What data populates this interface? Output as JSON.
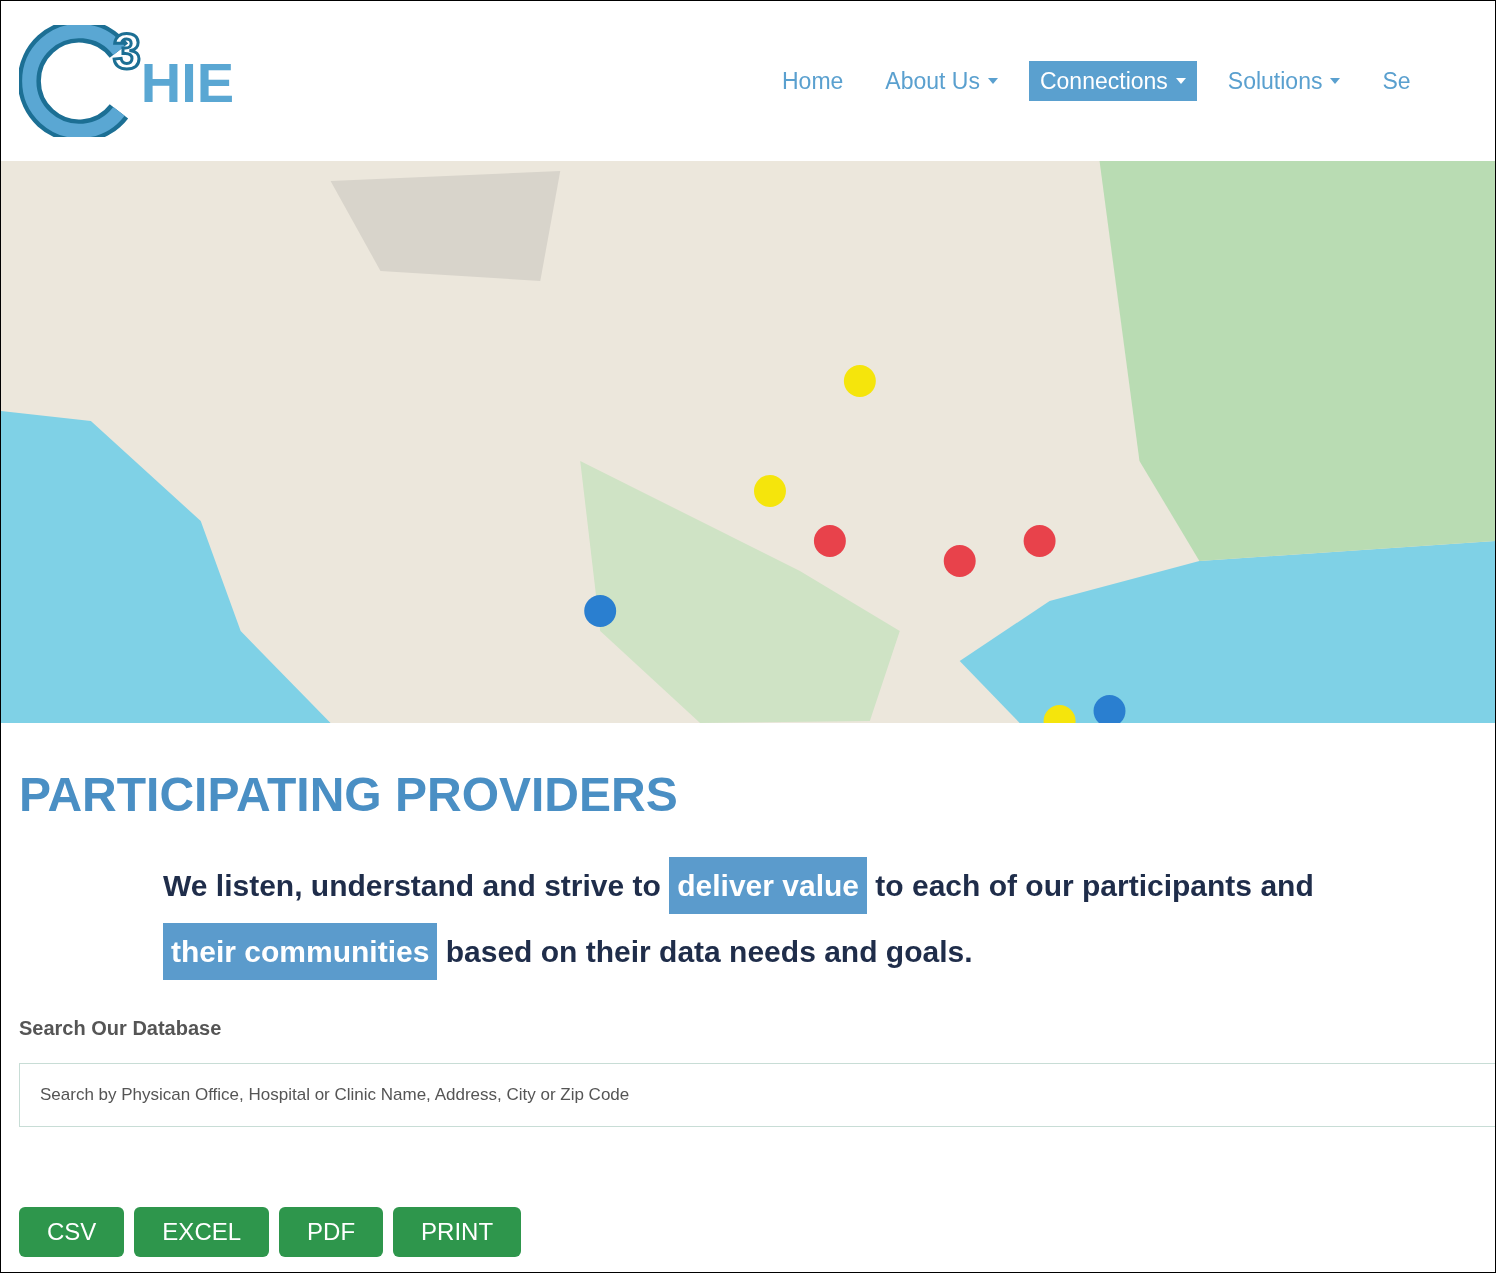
{
  "logo": {
    "superscript": "3",
    "wordmark": "HIE"
  },
  "nav": [
    {
      "label": "Home",
      "dropdown": false,
      "selected": false
    },
    {
      "label": "About Us",
      "dropdown": true,
      "selected": false
    },
    {
      "label": "Connections",
      "dropdown": true,
      "selected": true
    },
    {
      "label": "Solutions",
      "dropdown": true,
      "selected": false
    },
    {
      "label": "Se",
      "dropdown": false,
      "selected": false
    }
  ],
  "map": {
    "kind": "picture"
  },
  "heading": "PARTICIPATING PROVIDERS",
  "tagline": [
    {
      "text": "We listen, understand and strive to ",
      "highlight": false
    },
    {
      "text": "deliver value",
      "highlight": true
    },
    {
      "text": " to each of our participants and ",
      "highlight": false
    },
    {
      "text": "their communities",
      "highlight": true
    },
    {
      "text": " based on their data needs and goals.",
      "highlight": false
    }
  ],
  "search": {
    "label": "Search Our Database",
    "placeholder": "Search by Physican Office, Hospital or Clinic Name, Address, City or Zip Code"
  },
  "export_buttons": [
    "CSV",
    "EXCEL",
    "PDF",
    "PRINT"
  ]
}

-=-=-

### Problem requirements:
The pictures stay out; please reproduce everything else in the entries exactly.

### Finished exercise:
What data populates this interface? Output as JSON.
{
  "logo": {
    "superscript": "3",
    "wordmark": "HIE"
  },
  "nav": [
    {
      "label": "Home",
      "dropdown": false,
      "selected": false
    },
    {
      "label": "About Us",
      "dropdown": true,
      "selected": false
    },
    {
      "label": "Connections",
      "dropdown": true,
      "selected": true
    },
    {
      "label": "Solutions",
      "dropdown": true,
      "selected": false
    },
    {
      "label": "Se",
      "dropdown": false,
      "selected": false
    }
  ],
  "map": {
    "kind": "picture"
  },
  "heading": "PARTICIPATING PROVIDERS",
  "tagline": [
    {
      "text": "We listen, understand and strive to ",
      "highlight": false
    },
    {
      "text": "deliver value",
      "highlight": true
    },
    {
      "text": " to each of our participants and ",
      "highlight": false
    },
    {
      "text": "their communities",
      "highlight": true
    },
    {
      "text": " based on their data needs and goals.",
      "highlight": false
    }
  ],
  "search": {
    "label": "Search Our Database",
    "placeholder": "Search by Physican Office, Hospital or Clinic Name, Address, City or Zip Code"
  },
  "export_buttons": [
    "CSV",
    "EXCEL",
    "PDF",
    "PRINT"
  ]
}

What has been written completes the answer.